You won’t forget the spectacle. But it’s the lonely spectators of their own powers that’ll beat on your mind. Gregory Doran’s RSC production realizes that more fully than ever before. Simon Russell Beale’s riven letting-go of a man’s potency relinquished along with his moral son sounds deeper plummets still.
Nashe’s 1594 The Terrors of the Night directed by Jason Morell is a stunning one-off. This imaginative enterprise should be developed perhaps with at least one more actor, and certainly enjoy a niche run. It’s a triumph (both early modern and modern senses!) viscerally realized here with music and floating candles. Let it again feast our horrors, curiosity and uneasy laughter.
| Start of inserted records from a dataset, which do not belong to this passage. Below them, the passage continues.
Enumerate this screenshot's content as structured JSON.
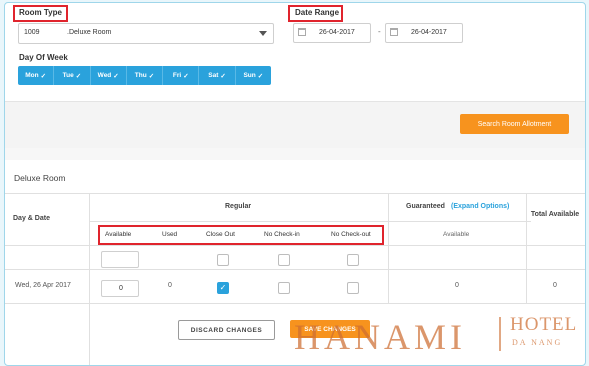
{
  "filters": {
    "room_type_label": "Room Type",
    "room_code": "1009",
    "room_name": ".Deluxe Room",
    "date_range_label": "Date Range",
    "date_from": "26-04-2017",
    "date_sep": "-",
    "date_to": "26-04-2017",
    "day_of_week_label": "Day Of Week",
    "days": [
      "Mon",
      "Tue",
      "Wed",
      "Thu",
      "Fri",
      "Sat",
      "Sun"
    ],
    "check_glyph": "✓",
    "search_button": "Search Room Allotment"
  },
  "table": {
    "section_title": "Deluxe Room",
    "col_day_date": "Day & Date",
    "col_regular": "Regular",
    "col_guaranteed": "Guaranteed",
    "expand_options": "(Expand Options)",
    "col_total_available": "Total Available",
    "regular_subcols": [
      "Available",
      "Used",
      "Close Out",
      "No Check-in",
      "No Check-out"
    ],
    "guaranteed_subcol": "Available",
    "row": {
      "date": "Wed, 26 Apr 2017",
      "available": "0",
      "used": "0",
      "close_out_checked": true,
      "no_checkin_checked": false,
      "no_checkout_checked": false,
      "guaranteed_available": "0",
      "total_available": "0"
    }
  },
  "actions": {
    "discard": "DISCARD CHANGES",
    "save": "SAVE CHANGES"
  },
  "watermark": {
    "brand": "HANAMI",
    "hotel": "HOTEL",
    "city": "DA NANG"
  },
  "colors": {
    "accent_blue": "#2aa2dc",
    "action_orange": "#f7931e",
    "highlight_red": "#e0242d"
  }
}
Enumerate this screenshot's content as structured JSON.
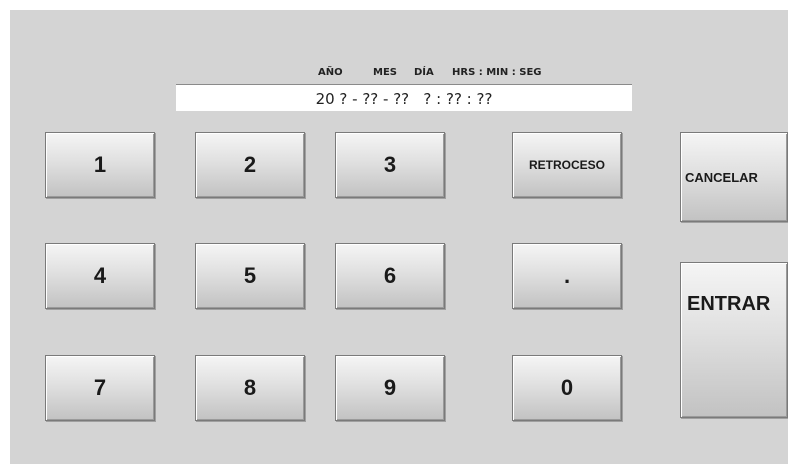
{
  "display": {
    "headers": {
      "year": "AÑO",
      "month": "MES",
      "day": "DÍA",
      "time": "HRS : MIN : SEG"
    },
    "value": "20 ? - ?? - ??   ? : ?? : ??"
  },
  "keypad": {
    "k1": "1",
    "k2": "2",
    "k3": "3",
    "k4": "4",
    "k5": "5",
    "k6": "6",
    "k7": "7",
    "k8": "8",
    "k9": "9",
    "k0": "0",
    "dot": "."
  },
  "actions": {
    "backspace": "RETROCESO",
    "cancel": "CANCELAR",
    "enter": "ENTRAR"
  }
}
I’d like to see a more thorough-going homage to Serling’s work in particular and it’s good he’s at least well-represented here. His acute questioning, exploration of a more human agency and refusal to play too much with inexplicable spectacle marks him out as a more earthy but far more imaginative writer too. His stories are still absolutely contemporary ones: the others have dated as the future often does.
To experience this play in these surroundings is a special occasion. It’s certainly graced by one of Massinger’s most remarkable plays, and with Frances bestriding his part and leading the company, it’s a winning combination.
This is an outstandingly-conceived show, generous to cast and audience alike, superbly choreographed and performed in what might seem challenging spaces. The last blast of summer’s breath: enjoy.
The nadir in this ‘wilderness of tigers’ of late Rome is laughter. It’s devastating. Tears can’t express it any more. The production restores the centrality of Titus’ and Lavinia’s suffering against a moral and military decay about to sweep a ruined country. It’s a land where decent military advisors can no longer operate. We don’t need to look far for parallels in a world where this drama’s unpredictability seems everyday news. A Titus for our times, yes but this Titus fits all times, and restores the terrible to stare back at us. It’s what we hope to avoid, which makes it essential.
This eco-warning musical can hardly be billed as feel-good but the music is. Mark Hollmann’s music and lyrics are as fresh as they were in 2001, and Greg Kotis’ book and lyrics are sadly prescient. This ambitious professional standard musical is something we almost take for granted with BLT. In festival time, we lose sight of some regular theatre work But this is overall the finest Fringe theatre event I’ve seen so far.
The ingredients are there: it’s a magical idea, and just needs a quieter rationale and – to make it a great show - a few more memorable numbers. But if you care for musicals, see it for an outstanding clutch of performers and a dream of something perennial.